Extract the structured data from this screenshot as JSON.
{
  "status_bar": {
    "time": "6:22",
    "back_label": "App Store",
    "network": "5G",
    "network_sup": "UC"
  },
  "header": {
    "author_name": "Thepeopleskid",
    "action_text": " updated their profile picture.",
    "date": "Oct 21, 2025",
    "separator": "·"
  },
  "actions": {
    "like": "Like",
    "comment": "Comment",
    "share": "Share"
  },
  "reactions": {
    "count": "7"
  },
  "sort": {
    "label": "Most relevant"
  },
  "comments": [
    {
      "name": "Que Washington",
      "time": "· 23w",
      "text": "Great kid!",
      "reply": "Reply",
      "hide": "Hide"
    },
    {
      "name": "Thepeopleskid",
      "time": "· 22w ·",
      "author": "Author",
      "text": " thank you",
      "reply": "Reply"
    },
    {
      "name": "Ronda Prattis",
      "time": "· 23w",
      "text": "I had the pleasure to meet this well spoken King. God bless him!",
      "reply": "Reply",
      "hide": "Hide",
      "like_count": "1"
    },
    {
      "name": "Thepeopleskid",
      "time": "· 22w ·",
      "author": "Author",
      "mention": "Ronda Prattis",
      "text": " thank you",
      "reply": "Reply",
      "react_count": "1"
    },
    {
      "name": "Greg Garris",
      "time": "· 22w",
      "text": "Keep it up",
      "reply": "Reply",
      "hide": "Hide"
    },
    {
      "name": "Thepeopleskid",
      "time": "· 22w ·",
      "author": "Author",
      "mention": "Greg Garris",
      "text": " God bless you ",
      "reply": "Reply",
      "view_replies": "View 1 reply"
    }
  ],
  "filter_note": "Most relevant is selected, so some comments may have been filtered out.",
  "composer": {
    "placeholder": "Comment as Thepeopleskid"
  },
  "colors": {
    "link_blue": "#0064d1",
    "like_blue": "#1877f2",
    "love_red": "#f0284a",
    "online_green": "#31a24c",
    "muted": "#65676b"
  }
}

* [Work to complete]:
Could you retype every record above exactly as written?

* [Solution]:
Extract the structured data from this screenshot as JSON.
{
  "status_bar": {
    "time": "6:22",
    "back_label": "App Store",
    "network": "5G",
    "network_sup": "UC"
  },
  "header": {
    "author_name": "Thepeopleskid",
    "action_text": " updated their profile picture.",
    "date": "Oct 21, 2025",
    "separator": "·"
  },
  "actions": {
    "like": "Like",
    "comment": "Comment",
    "share": "Share"
  },
  "reactions": {
    "count": "7"
  },
  "sort": {
    "label": "Most relevant"
  },
  "comments": [
    {
      "name": "Que Washington",
      "time": "· 23w",
      "text": "Great kid!",
      "reply": "Reply",
      "hide": "Hide"
    },
    {
      "name": "Thepeopleskid",
      "time": "· 22w ·",
      "author": "Author",
      "text": " thank you",
      "reply": "Reply"
    },
    {
      "name": "Ronda Prattis",
      "time": "· 23w",
      "text": "I had the pleasure to meet this well spoken King. God bless him!",
      "reply": "Reply",
      "hide": "Hide",
      "like_count": "1"
    },
    {
      "name": "Thepeopleskid",
      "time": "· 22w ·",
      "author": "Author",
      "mention": "Ronda Prattis",
      "text": " thank you",
      "reply": "Reply",
      "react_count": "1"
    },
    {
      "name": "Greg Garris",
      "time": "· 22w",
      "text": "Keep it up",
      "reply": "Reply",
      "hide": "Hide"
    },
    {
      "name": "Thepeopleskid",
      "time": "· 22w ·",
      "author": "Author",
      "mention": "Greg Garris",
      "text": " God bless you ",
      "reply": "Reply",
      "view_replies": "View 1 reply"
    }
  ],
  "filter_note": "Most relevant is selected, so some comments may have been filtered out.",
  "composer": {
    "placeholder": "Comment as Thepeopleskid"
  },
  "colors": {
    "link_blue": "#0064d1",
    "like_blue": "#1877f2",
    "love_red": "#f0284a",
    "online_green": "#31a24c",
    "muted": "#65676b"
  }
}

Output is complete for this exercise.